The fascinating set-up of these images taken with The Portrait Machine inspires the same awe that photography harnessed back in the day when we thought it stole our souls – all Carlo is doing is taking its picture (no big deal).
It’s pretty non-science but the “machine” suggests a “bypass” of control that the photographer normally wields when portraying a subject. The sitters are connected to a special polaroid camera by sensors that measure electromagnetic biofeedback creating “readings” that appear aesthetically (in the image) and as information in a printed description. The combination of the two create something otherwise unseen, a phenomena evolved from early spirit photography, at around the time X-ray devices emerged.

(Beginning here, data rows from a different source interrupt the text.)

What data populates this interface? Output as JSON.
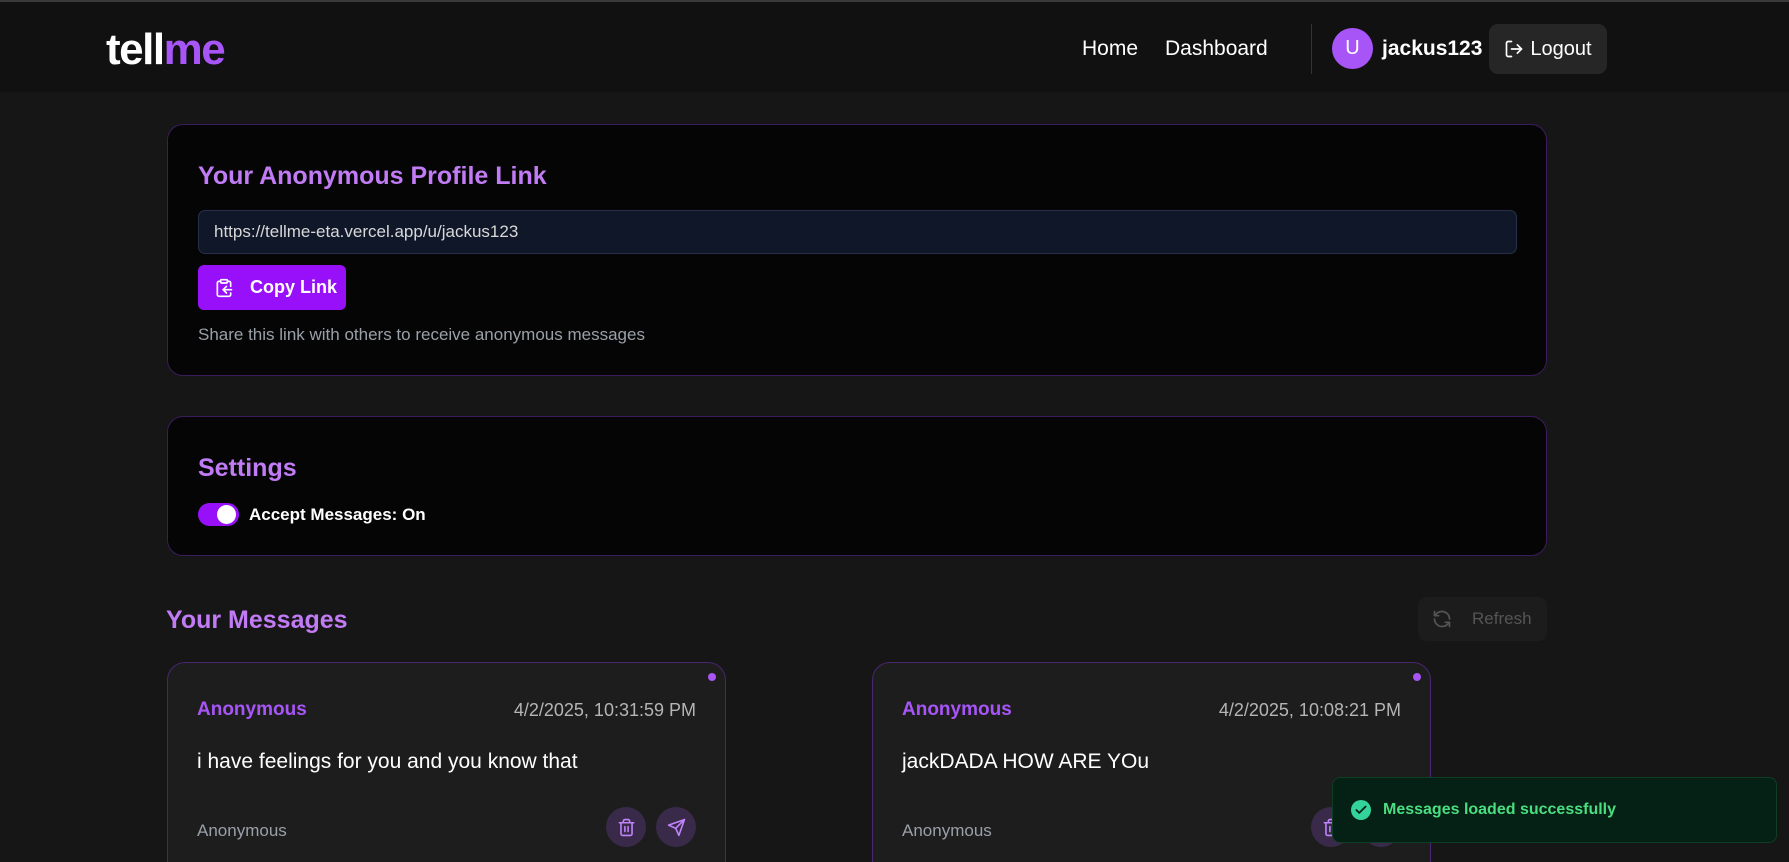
{
  "brand": {
    "part1": "tell",
    "part2": "me",
    "accent": "#a855f7"
  },
  "nav": {
    "home": "Home",
    "dashboard": "Dashboard",
    "avatar_initial": "U",
    "username": "jackus123",
    "logout": "Logout",
    "logout_icon": "logout-icon"
  },
  "profile_link": {
    "title": "Your Anonymous Profile Link",
    "url": "https://tellme-eta.vercel.app/u/jackus123",
    "copy_label": "Copy Link",
    "copy_icon": "clipboard-copy-icon",
    "hint": "Share this link with others to receive anonymous messages"
  },
  "settings": {
    "title": "Settings",
    "accept_messages_label": "Accept Messages: On",
    "accept_messages": true
  },
  "messages": {
    "title": "Your Messages",
    "refresh_label": "Refresh",
    "refresh_icon": "refresh-icon",
    "items": [
      {
        "sender": "Anonymous",
        "time": "4/2/2025, 10:31:59 PM",
        "text": "i have feelings for you and you know that",
        "footer": "Anonymous"
      },
      {
        "sender": "Anonymous",
        "time": "4/2/2025, 10:08:21 PM",
        "text": "jackDADA HOW ARE YOu",
        "footer": "Anonymous"
      }
    ]
  },
  "toast": {
    "text": "Messages loaded successfully",
    "icon": "check-circle-icon",
    "color": "#4ade80"
  }
}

Carlo consciously chose subjects with some familiarity to him, be it friends or family or personalities from the public sphere like Miranda July, Terence Koh, Phillipe Starck and Waris Ahluwalia. He has “expectations” of these people, the effect of these photographs has is to reveal something unknown – like Miranda July is all over “Violet: Mystical, Unifying” which, especially if it’s near your left side, curiously indicates that “the highest vibrational frequencies will be distributed to you.” Someone should warn her.
It’s almost sinister, if quite beautiful, and Carlo is currently in the process of Kickstarter-ing a book version of the project which can be supported here.
- New Adult Swim project from the bonkers people behind some sexy Craigslist animations
- Anthony Burrill tells us about his numerous Etsy WORK HARD rip-offs
- Stina Löfgren’s instructional illustrations for practical lunges
- Scandinavian aesthetics and do-right design approach: the brand values of Nudie Jeans
- A beautiful portrait of the communities, theatre and blingy pants of South Yorkshire wrestling
- Back to basics with Davide Di Gennaro’s symbol-heavy design workshop identity
- Should illustrators be treated like designers?
- Jonathan Barnbrook talks us through designing David Bowie's new album artwork
- Colourful masses with a Memphis aesthetic in Mariano Pascual’s illustrated alphabet
- Grey London's thoughtful, powerful and innovative new campaign for Tate Britain
- Anthony Burrill on starting out and staying focussed
- Introducing French design studio plus mûrs and its beautiful poster designs